When we ordered this pizza in Helsinki, we actually ordered it with mushrooms, not olives. Unfortunately, the mushrooms I bought for tonight ended up as a second portion of mushroom salad! So tonight I substituted olives, we had a mixture of green and black olives leftover in the refrigerator.
I like to make my own pizza dough, it is so easy. First I microwave 2 cups (5 dl) of water for one minute, it shouldn't be hot at all, otherwise it will kill the yeast. I put this in my stand mixer with the dough hook, and add about 1 packet of dry yeast (I buy yeast in bulk, so I usually just put a little in...) and a dash of salt. Next, add flour (bread flour if you have it) one cup at a time with the mixer on low until the dough forms a ball and pulls away from the sides of the bowl. I think this took about 5 cups today...it varies with the conditions in the kitchen. It shouldn't be too stiff, but it will look like this:
Let it knead in the machine for a few minutes, then put it in a lightly oiled plastic, glass or wooden bowl to rise. Don't leave it in the metal bowl from the mixer, bread dough doesn't rise as well in metal--it conducts heat too well. Cover with a clean cloth and put in a warm place for up to an hour. Today I only let it rise for half an hour, because we were in a hurry. Thin crust pizza doesn't seem to require as long of a rise as bread dough.

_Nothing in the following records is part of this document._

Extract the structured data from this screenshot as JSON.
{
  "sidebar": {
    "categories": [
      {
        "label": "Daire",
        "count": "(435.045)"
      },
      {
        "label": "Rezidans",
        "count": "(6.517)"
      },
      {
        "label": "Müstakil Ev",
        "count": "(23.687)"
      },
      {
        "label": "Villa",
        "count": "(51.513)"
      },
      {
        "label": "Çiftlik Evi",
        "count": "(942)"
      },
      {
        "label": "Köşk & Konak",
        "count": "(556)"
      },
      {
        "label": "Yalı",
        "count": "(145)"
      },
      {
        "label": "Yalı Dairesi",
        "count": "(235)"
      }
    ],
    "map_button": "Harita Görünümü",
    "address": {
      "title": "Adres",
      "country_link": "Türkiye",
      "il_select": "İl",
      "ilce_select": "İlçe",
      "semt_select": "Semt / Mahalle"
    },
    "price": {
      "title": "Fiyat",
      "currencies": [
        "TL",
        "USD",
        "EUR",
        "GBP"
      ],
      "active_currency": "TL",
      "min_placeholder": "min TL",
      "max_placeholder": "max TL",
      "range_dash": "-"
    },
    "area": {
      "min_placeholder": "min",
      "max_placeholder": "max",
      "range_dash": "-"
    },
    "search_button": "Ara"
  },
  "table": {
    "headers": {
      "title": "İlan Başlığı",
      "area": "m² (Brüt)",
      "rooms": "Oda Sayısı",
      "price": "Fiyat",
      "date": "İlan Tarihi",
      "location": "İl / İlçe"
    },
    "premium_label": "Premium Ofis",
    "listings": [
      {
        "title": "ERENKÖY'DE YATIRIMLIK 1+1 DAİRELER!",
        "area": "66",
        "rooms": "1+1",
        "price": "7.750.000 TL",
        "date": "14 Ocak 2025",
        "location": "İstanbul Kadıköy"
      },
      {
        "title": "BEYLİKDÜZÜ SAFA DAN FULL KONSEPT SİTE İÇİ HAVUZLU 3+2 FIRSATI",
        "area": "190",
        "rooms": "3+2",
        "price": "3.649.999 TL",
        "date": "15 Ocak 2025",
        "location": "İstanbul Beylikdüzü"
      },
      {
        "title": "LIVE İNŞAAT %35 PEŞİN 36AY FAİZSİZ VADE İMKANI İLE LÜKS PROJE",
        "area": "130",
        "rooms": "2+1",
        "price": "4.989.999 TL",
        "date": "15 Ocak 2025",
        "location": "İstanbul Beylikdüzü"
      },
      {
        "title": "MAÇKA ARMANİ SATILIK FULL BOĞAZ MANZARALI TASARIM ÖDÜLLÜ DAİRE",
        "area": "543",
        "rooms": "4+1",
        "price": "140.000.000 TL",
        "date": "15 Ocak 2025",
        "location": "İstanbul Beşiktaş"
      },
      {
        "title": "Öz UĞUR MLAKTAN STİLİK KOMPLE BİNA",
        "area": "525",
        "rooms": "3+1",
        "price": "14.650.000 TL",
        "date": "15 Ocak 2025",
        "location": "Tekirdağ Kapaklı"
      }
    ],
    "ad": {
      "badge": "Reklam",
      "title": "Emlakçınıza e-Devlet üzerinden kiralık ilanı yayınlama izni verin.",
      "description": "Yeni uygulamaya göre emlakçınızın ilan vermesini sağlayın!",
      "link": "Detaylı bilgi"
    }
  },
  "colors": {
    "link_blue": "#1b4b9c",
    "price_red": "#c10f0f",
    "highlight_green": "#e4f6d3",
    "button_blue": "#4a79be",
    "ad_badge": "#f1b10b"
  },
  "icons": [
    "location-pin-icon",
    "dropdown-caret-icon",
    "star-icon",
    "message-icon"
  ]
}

While the dough was rising, I got some leftover ham chunks out of the freezer and thawed them slightly in the microwave. The stand mixer grinder attachment grinds meat better if the meat is partially frozen. The ham on the pizza we ordered in Helsinki was ground like this.
Next, the dough was ready to form. I just patted it out into the oiled jelly roll pans, this amount makes two large pizzas. My technique is to put the crusts in a cold oven, set it for 400 Fahrenheit (200 Celsius) and let the crusts rise just a bit as the oven heats up. This also lets them cook just a little and reduces the overall cooking time.
If we are not in the mood for pizza, sometimes we sprinkle on some rosemary and salt (or Parmesan cheese) and fully cook the dough at this point for delicious foccaccia bread.
Next, I put on some canned marinara sauce. My kids are really particular about spaghetti/pizza sauce, and I used the one they eat the best. You might call this "picking your battles..." Then I sprinkled on the ham liberally, and covered the pizza with precooked peeled frozen shrimp (still frozen, not thawed, otherwise they would overcook).
Then I coated the pizza with mozzarella and dotted on the blue cheese. This was the last of an excellent blue cheese that our neighbor Anna brought to the New Years eve party. A smattering of olives, and the pizzas went back in the oven. I rotated them from the top to lower rack, and cooked them for about 25 minutes.
The pizzas were a big hit, even our youngest had two big slices. No one complained about the unusual toppings, and I am really looking forward to leftovers for lunch tomorrow!